I thought about writing this post when I read that the alleged “mastermind” of the “dead girlfriend hoax” of Notre Dame linebacker Manti Te’o – Ronaiah Tuiasosopo was going to tell his side of the story this week. Te’o has already scheduled an interview with Katie Couric. In a sermon last Sunday, Tuiasosopo’s father, a pastor at Oasis Christian Church, told his congregation that he was learning to say “No comment” in 20 languages!
With my crisis training at Schroder PR, the first thing I thought was – that’s the last thing he should say! Maybe 20 years ago, “no comment” was the advisable go-to response for responding to hard-hitting questions, but not anymore. The world has changed. When the public reads that phrase now, it assumes the party is guilty and being evasive.
I do think it’s smart that the whole Tuiasosopo family is planning to meet to figure out when and how to tell Manti’s “side” of the hoax story. They should get the complete story gathered in an understandable narrative and then decide who is going to be the family spokesperson. Whoever is behind the hoax, “No comment” isn’t going to pass muster with the public and the media – both of which feel duped. Tuiasosopo isn’t well known, or even a little known, and he and his family are already under the media spotlight. It will be very interesting to see how they plan on responding – and hopefully apologizing.
Another recent fiasco in the news is Lance Armstrong speaking about his use of performance-enhancing drugs. He sat down with Oprah (who else) and addressed the doping scandal, years of accusations of cheating and the drugs throughout his career.
Lance apologized on the show – and that’s worth something right? An apology to all those he inspired, competed against and beat probably came to welcome ears. Throughout the first night’s interview, Armstrong appeared “defiant, distant, difficult” and “arrogant, unaware, flippant.” He obviously had a coach – and the plan was to appear open and honest. If you saw the interview, you could tell it was rehearsed, until he apparently went off script on the second night.
On some level, Armstrong seemed to understand that he had to make a perfunctory admission – but that’s all he gave. In my opinion, a person who is genuinely sorry doesn’t say they looked up the definition of the word “cheat” and then declares he doesn’t think he meets that definition.
Another interesting part of the interview was Armstrong referring to himself in third person.
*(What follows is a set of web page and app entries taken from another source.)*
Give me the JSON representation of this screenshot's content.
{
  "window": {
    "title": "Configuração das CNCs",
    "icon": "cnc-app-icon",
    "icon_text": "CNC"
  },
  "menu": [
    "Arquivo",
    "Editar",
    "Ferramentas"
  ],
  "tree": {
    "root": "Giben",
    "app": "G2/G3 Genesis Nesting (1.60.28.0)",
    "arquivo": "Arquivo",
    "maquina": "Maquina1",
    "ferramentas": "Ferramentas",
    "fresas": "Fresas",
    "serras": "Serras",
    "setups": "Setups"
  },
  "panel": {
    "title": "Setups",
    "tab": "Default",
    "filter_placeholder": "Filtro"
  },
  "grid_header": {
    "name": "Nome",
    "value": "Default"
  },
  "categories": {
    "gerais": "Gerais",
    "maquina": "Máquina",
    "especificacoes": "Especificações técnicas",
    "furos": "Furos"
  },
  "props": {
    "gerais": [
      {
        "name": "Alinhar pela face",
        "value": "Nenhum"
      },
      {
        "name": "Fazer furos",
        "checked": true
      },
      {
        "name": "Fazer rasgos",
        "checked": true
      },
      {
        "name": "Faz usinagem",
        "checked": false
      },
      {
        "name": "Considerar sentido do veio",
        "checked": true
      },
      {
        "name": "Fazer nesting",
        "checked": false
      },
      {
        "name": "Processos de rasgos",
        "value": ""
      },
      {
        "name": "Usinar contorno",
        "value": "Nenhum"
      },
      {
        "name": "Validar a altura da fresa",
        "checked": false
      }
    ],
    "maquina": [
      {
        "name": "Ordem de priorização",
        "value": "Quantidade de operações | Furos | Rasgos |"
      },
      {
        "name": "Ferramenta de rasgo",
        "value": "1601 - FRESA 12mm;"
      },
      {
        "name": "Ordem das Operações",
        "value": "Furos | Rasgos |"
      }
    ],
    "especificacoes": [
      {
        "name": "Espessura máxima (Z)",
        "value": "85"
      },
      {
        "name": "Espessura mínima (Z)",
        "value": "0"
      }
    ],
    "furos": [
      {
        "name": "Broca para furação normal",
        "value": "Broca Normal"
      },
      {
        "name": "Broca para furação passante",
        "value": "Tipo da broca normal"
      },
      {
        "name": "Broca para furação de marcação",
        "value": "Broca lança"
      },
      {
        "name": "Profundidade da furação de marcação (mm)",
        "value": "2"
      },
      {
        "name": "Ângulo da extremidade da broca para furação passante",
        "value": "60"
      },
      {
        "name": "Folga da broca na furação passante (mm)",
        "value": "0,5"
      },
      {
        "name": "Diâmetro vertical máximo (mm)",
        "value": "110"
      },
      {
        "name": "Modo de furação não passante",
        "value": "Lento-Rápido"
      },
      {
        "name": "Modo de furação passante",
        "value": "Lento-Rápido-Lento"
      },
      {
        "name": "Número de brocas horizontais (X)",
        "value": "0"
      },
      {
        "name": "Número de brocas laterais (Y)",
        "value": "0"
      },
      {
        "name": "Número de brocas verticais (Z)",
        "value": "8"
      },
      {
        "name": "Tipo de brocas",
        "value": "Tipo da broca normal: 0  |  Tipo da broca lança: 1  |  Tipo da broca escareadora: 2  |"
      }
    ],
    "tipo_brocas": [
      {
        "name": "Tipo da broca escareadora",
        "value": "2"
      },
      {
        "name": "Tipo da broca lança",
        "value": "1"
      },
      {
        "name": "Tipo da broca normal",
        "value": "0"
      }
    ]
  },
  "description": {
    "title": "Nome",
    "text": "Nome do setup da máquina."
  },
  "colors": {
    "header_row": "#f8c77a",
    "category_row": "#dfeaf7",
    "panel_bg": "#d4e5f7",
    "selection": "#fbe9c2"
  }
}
He seemed to be trying to distance himself by calling himself “Lance Armstrong,” and trying to separate “that part of my life” from “this part of my life.” Given his celebrity, we all expected him to be media-trained, but I can imagine his PR team wasn’t thrilled with the way he appeared on camera. Even with the best team and the most media training – you can’t prevent someone who has no remorse from giving a fake apology and diminishing his or her brand.
There may not be just one way to publicly apologize, but we definitely have witnessed a lot of examples of what not to do. In giving an apology, choosing the appropriate venue or outlet is important. Armstrong could’ve conducted his first interview since being stripped of his titles with anyone – but he chose Oprah, assumedly because he thought it would be the best chance for an image revival.
CEOs have internal and external audiences – including investors, employees, customers, competitors and media – to worry about. Waffle House CEO Joe Rogers Jr. recently came under public scrutiny when he was accused of sexual harassment. He managed it remarkably well, telling his employees about the scandal before it broke in the media. In his apologies to the media, he spoke of the pain and embarrassment he’d caused his wife and family – showing sympathy for others, not himself. He accepted wrongdoing, although he denied any sexual misconduct.
Once a press conference, television appearance or other event is scheduled, it’s important to prepare an open and transparent apology. Showing respect for victims and accepting blame should be a perfectly human response, but demonstrating genuine action that corrects any wrongdoing would be divine.